TASK DIRECTIONS:
Show all lines from the material that carry the word "adventure".

RECORDS FOR PROCESSING:
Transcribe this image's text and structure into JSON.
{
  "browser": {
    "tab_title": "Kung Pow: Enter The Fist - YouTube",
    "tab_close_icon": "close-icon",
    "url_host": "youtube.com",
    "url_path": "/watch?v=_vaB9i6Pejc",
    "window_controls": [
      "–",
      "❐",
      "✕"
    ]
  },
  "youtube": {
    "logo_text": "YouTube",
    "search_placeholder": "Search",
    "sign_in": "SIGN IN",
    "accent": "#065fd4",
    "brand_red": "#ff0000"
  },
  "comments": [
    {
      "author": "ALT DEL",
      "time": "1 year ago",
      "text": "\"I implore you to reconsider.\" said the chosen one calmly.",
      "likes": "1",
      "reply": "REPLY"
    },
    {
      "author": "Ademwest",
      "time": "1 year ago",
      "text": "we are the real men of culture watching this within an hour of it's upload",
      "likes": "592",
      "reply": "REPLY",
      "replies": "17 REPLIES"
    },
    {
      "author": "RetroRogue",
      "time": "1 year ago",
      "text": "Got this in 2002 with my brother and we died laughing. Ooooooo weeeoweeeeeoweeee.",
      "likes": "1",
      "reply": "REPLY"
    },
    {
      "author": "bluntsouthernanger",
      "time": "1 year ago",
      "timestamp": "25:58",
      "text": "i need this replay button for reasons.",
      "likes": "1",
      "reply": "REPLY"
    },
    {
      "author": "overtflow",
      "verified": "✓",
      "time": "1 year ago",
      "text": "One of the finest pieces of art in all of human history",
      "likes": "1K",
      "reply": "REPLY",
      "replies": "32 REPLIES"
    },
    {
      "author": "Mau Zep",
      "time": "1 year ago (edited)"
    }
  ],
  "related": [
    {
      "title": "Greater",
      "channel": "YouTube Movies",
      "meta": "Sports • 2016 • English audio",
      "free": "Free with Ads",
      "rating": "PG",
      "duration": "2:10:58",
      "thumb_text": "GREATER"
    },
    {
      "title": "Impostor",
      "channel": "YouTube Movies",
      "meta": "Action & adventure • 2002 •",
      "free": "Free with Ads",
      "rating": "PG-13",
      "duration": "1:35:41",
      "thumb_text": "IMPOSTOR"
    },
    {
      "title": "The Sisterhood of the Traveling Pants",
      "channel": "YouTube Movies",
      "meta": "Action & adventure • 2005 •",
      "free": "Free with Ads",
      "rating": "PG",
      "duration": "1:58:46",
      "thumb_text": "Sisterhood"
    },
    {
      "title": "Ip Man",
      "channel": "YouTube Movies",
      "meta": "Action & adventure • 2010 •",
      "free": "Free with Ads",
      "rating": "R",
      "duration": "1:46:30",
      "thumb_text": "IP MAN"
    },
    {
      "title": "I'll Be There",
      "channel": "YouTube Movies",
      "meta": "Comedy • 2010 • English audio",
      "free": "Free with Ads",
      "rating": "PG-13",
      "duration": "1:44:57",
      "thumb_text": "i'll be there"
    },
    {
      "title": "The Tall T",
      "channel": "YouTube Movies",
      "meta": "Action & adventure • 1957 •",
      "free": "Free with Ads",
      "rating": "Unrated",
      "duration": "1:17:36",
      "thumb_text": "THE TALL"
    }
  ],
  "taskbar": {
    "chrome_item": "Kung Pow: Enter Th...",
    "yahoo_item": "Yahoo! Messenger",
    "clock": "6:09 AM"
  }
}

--

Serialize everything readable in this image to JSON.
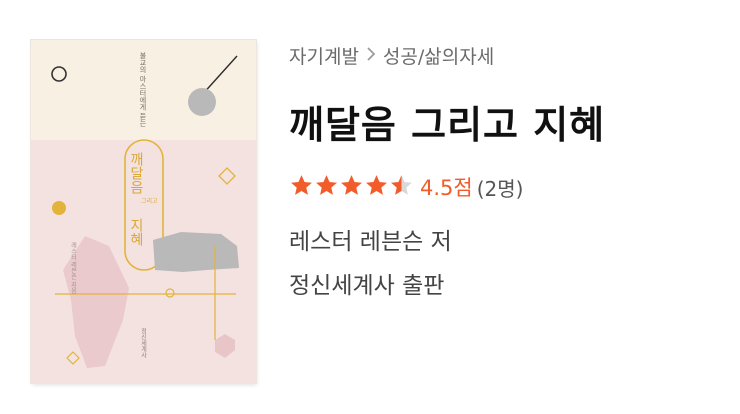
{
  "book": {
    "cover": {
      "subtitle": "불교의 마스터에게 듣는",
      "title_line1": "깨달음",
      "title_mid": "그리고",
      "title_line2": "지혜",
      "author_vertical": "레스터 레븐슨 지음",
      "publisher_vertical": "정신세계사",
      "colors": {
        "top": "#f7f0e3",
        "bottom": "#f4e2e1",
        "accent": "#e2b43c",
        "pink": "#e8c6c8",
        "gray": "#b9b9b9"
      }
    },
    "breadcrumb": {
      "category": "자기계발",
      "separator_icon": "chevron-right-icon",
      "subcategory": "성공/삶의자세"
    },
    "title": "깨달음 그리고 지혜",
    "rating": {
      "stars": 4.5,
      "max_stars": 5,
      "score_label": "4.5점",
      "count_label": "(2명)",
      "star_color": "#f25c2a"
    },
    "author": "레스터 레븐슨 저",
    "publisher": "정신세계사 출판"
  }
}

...

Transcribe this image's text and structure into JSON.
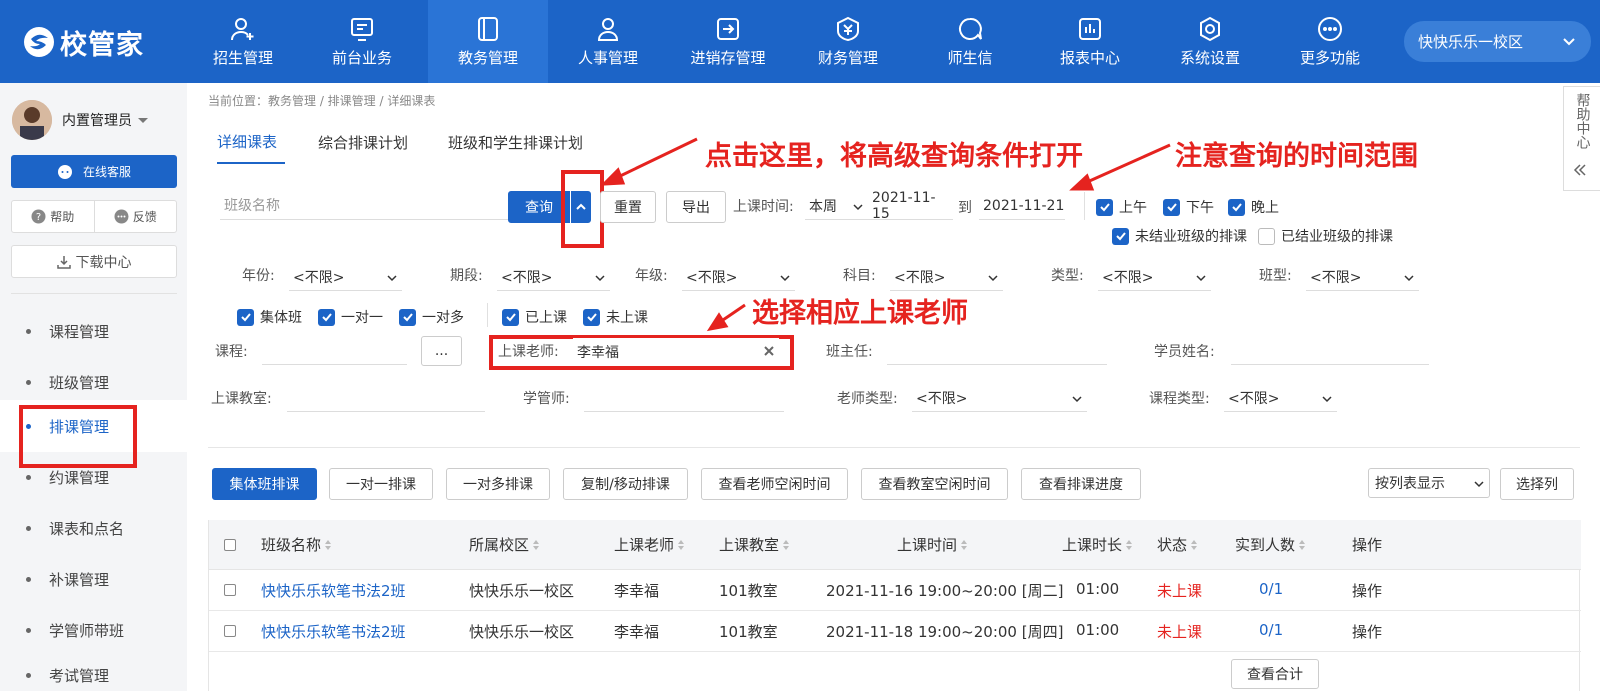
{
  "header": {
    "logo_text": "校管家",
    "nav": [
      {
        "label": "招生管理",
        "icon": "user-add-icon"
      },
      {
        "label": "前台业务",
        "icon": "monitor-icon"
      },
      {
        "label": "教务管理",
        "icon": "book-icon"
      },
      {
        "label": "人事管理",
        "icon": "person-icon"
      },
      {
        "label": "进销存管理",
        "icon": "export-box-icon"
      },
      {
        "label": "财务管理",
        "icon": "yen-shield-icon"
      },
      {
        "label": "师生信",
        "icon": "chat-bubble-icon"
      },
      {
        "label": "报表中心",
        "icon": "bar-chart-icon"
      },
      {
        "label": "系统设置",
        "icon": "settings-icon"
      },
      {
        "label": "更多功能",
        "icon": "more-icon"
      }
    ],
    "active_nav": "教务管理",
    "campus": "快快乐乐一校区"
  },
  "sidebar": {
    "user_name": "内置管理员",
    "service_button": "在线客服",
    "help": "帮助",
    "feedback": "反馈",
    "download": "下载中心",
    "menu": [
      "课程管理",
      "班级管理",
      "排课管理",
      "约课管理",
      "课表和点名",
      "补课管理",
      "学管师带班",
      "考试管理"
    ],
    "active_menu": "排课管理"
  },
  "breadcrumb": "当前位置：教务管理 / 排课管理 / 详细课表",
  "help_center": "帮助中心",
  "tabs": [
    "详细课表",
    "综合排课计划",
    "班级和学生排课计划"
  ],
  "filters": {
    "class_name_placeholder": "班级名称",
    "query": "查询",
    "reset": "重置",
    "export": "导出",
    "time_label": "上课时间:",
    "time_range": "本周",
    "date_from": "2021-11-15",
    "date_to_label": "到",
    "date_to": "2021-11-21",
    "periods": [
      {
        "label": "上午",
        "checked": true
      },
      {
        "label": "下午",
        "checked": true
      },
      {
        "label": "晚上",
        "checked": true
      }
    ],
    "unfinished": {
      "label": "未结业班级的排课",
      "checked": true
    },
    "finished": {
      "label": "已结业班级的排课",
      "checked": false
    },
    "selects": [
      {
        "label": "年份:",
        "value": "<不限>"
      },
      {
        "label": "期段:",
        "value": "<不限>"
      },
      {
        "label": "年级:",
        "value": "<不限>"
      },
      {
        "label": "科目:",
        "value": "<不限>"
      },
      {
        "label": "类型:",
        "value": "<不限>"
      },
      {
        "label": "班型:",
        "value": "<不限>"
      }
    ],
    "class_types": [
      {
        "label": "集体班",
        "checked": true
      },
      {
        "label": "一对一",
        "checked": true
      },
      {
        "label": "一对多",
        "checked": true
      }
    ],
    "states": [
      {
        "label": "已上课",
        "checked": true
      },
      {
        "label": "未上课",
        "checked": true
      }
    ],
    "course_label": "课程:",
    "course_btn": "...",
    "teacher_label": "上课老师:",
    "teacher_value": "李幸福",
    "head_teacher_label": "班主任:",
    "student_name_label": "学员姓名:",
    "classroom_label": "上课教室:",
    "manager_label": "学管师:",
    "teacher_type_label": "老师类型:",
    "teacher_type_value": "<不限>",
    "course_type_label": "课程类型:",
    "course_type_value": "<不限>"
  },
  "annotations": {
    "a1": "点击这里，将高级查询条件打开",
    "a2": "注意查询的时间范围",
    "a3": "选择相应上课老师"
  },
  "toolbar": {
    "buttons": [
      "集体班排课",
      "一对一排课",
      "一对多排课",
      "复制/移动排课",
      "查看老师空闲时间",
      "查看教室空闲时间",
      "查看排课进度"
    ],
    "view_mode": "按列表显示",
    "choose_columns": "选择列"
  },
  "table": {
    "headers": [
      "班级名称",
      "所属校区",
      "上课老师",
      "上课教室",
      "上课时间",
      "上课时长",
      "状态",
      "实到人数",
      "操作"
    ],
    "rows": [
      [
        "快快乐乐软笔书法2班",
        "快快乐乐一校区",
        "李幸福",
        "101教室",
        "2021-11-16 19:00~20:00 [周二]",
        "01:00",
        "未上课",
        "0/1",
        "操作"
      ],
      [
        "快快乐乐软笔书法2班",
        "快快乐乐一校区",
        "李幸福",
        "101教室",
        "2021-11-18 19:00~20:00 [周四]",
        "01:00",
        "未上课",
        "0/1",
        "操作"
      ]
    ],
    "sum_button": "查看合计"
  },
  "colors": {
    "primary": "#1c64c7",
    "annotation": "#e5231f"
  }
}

REPLY TO THE EXERCISE:
      "meta": "Action & adventure • 2002 •",
      "meta": "Action & adventure • 2005 •",
      "meta": "Action & adventure • 2010 •",
      "meta": "Action & adventure • 1957 •",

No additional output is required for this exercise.